The company’s Board of Directors convened at a special meeting on Friday to file a voluntary petition for bankruptcy protection, according to WVNS-TV in West Virginia. Notes taken at the meeting obtained by the Wall Street Journal indicate that Freedom Industries estimates the company debt is currently at approximately $10 million, although the inevitable clean-up costs, lawsuits, and other fees incurred because of the spill will add to that burden.
Approximately 300,000 people throughout nine counties near Charleston, West Virginia have been under a “do not use” tap water order since January 9. The mandate was put in place because a coal-cleaning chemical, known as 4-methlycyclohexane methanol, seeped into the Elk River.
The bankruptcy document claimed that some sort of object appeared to have pierced an already-leaking storage tank, releasing so much of the chemical into the river that some witnesses said they saw it pooling in ditches along roadsides.
“It is presently hypothesized that a local water line break adjacent to the Charleston Facility may have, or contributed to, the ground beneath a storage tank at the Charleston Facility freezing in the extraordinary frigid temperatures in the days immediately preceding the incident,” the filing speculated. “The debtor and investigative authorities have taken note of the hole in the affected storage tank that appears to have come from an object piercing upwards through the base of the affected storage tank.”
The “do not use” order stipulated that residents should not drink, cook, bathe in, or wash with the water – even if they tried to rid it of contaminants by boiling. In some instances the water that was coming out of the tap was flammable, as evidenced by a number of people who posted images and video of their experiences online. The prohibition has been lifted for most of the 300,000 people, even though the water coming out of the tap was a startling shade of yellow.
Federal authorities have said that they plan to investigate the company, which has not been the subject of a safety inspection since 1991. US Attorney Booth Goodwin told WVNS-TV that the bankruptcy filing does not change anything from their standpoint, although the average West Virginian seeking restitution by way of a lawsuit may not be so fortunate.
At least 20 lawsuits have already been filed against Freedom Industries since the spill began, and filing for Chapter 11 does help the company avoid paying punitive damages in many of them. The filing itself admits that vendors have demanded Freedom Industries compensate them in cash, quickly putting a major strain on the company’s financial resources.
“Likewise, the defense of the numerous suits filed against the debtor will exhaust the debtor’s liquidity,” the documents note, as quoted by Reuters.
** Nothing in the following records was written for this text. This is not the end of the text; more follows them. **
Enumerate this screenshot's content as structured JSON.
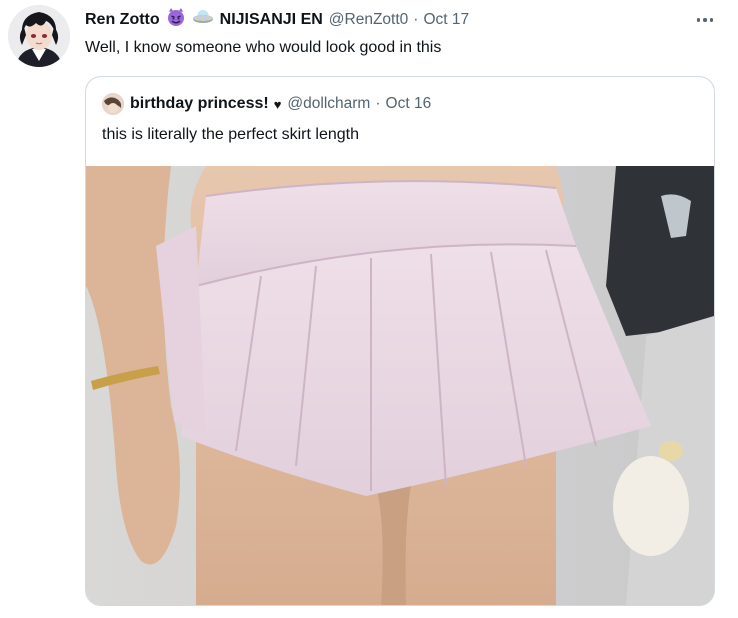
{
  "tweet": {
    "author_name": "Ren Zotto",
    "org_name": "NIJISANJI EN",
    "handle": "@RenZott0",
    "separator": "·",
    "date": "Oct 17",
    "text": "Well, I know someone who would look good in this",
    "emojis": [
      "smiling-imp-emoji",
      "ufo-emoji"
    ],
    "icons": {
      "more": "more-horizontal-icon",
      "avatar": "anime-avatar-icon"
    }
  },
  "quote": {
    "author_name": "birthday princess!",
    "heart_icon": "black-heart-icon",
    "handle": "@dollcharm",
    "separator": "·",
    "date": "Oct 16",
    "text": "this is literally the perfect skirt length",
    "media": "photo-pink-pleated-skirt"
  },
  "colors": {
    "text_primary": "#0f1419",
    "text_secondary": "#536471",
    "border": "#cfd9de",
    "skirt": "#ead7e4"
  }
}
This legal condition puts an indefinite stay on the pending suits.